It’s hard to choose between Complete Communion, Symphony for Improvisers and Where Is Brooklyn? Recorded within the space of a year in 1965 and ‘66, the albums form a trilogy. At the start of the cycle Gato Barbieri is the tenor player, at the end it’s Pharoah Sanders, and on the middle album it’s both of them. Complete Communion lays out the basic concept. Don’s lyricism and sense of space, and his open ear to the sounds of the world, and Ed Blackwell’s dancing rhythms are the keys to everything. The musical evolution from here to El Corazón and Old and New Dreams is not quite straightforward but poetically logical.
Purchase at the Blue Note Store
Pete La Roca, Basra (1965)
I had loved the combination of drummer Pete La Roca and bassist Steve Swallow on Paul Bley’s Footloose (1963), and on Basra (1965) Pete and Steve reunited to explore more outgoing music, joined by the ever-inspiring Steve Kuhn on piano and Joe Henderson on tenor. Among the many Blue Notes with Henderson, this one stands out for its spirit and energy. La Roca disappeared from the scene for a long time to study and then practice law.
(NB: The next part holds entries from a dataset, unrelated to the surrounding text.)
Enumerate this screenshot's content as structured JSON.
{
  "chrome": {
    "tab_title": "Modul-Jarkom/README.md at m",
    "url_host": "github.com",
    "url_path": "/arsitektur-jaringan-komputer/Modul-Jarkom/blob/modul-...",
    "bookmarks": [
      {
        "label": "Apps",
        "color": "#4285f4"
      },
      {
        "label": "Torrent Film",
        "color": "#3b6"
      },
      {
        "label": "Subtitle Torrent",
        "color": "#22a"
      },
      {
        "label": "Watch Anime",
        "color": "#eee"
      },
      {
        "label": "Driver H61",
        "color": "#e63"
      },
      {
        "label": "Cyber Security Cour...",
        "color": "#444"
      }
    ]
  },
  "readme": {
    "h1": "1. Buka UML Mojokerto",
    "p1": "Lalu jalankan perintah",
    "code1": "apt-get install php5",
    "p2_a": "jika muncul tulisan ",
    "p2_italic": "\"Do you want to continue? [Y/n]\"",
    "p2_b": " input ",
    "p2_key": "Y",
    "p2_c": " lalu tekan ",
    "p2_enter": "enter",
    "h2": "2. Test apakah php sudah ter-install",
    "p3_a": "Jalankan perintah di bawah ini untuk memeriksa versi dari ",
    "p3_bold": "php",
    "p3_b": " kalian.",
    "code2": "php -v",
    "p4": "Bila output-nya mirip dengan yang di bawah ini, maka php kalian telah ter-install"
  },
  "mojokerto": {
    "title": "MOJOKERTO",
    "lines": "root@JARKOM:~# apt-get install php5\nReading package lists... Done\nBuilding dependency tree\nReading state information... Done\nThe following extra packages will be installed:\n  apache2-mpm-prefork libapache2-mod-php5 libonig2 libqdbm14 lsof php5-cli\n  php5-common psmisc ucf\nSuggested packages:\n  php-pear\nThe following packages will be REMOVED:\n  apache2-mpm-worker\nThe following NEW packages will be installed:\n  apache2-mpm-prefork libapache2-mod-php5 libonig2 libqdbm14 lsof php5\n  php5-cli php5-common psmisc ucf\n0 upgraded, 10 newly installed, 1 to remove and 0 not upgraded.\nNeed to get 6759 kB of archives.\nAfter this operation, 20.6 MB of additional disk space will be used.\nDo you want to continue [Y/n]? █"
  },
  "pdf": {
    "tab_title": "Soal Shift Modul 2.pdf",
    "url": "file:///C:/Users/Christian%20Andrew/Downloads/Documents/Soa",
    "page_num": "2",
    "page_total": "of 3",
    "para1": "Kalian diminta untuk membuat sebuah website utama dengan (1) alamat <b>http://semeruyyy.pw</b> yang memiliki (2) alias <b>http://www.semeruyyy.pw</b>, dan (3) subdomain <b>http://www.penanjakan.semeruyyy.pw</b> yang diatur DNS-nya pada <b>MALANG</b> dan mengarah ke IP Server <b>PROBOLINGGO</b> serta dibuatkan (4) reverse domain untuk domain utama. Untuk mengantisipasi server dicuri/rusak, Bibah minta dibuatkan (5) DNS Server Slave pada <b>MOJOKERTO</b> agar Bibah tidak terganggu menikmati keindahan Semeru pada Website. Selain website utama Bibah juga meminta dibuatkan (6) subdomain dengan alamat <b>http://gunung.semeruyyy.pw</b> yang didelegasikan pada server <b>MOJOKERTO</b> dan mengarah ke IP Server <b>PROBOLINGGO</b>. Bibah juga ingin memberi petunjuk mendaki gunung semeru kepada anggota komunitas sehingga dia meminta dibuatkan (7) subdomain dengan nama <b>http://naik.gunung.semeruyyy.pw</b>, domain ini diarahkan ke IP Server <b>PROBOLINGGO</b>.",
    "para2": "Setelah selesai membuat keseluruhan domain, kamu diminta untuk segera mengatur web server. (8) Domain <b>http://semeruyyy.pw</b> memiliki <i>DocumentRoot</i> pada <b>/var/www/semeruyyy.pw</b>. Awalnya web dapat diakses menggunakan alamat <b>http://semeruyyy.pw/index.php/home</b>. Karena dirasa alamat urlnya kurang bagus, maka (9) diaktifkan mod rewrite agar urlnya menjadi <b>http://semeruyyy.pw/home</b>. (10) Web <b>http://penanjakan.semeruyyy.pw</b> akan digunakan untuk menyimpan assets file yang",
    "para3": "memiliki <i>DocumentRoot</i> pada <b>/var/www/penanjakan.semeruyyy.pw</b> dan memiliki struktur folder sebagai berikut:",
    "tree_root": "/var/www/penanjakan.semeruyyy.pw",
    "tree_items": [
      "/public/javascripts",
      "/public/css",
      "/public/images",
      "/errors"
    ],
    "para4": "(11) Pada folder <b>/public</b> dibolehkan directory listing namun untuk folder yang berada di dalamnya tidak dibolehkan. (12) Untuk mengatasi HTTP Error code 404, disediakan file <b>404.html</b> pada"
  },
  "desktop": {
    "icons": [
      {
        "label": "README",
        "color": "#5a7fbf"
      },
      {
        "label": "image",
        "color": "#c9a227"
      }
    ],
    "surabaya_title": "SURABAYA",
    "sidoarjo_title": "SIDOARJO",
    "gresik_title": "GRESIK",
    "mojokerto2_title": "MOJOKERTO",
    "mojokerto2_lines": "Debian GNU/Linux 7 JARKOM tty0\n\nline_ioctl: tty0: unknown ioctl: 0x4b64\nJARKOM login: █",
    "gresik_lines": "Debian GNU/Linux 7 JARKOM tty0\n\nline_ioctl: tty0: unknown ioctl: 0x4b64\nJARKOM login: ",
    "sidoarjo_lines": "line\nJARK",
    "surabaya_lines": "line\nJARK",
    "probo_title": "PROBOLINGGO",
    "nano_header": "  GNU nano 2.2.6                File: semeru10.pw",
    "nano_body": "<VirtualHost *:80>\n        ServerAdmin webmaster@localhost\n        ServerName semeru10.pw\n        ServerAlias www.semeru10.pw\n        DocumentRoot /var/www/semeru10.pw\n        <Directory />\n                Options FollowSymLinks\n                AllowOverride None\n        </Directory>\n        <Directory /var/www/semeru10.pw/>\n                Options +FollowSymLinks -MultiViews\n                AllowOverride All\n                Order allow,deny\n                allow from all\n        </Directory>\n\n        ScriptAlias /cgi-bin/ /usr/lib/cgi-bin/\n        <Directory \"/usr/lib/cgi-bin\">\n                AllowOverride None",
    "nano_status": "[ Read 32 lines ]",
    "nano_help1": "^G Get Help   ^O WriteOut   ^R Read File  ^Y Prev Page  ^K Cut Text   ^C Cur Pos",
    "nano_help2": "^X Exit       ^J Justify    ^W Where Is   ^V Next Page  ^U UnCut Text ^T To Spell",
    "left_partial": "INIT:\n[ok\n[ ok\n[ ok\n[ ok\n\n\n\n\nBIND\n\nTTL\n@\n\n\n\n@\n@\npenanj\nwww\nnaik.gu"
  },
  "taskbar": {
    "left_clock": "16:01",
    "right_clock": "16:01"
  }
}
After his return, he played with John Abercrombie and there was talk for a while about a recording project with Pete, John, and Kenny Wheeler – which remained unrealized, unfortunately.
Purchase at the Blue Note Store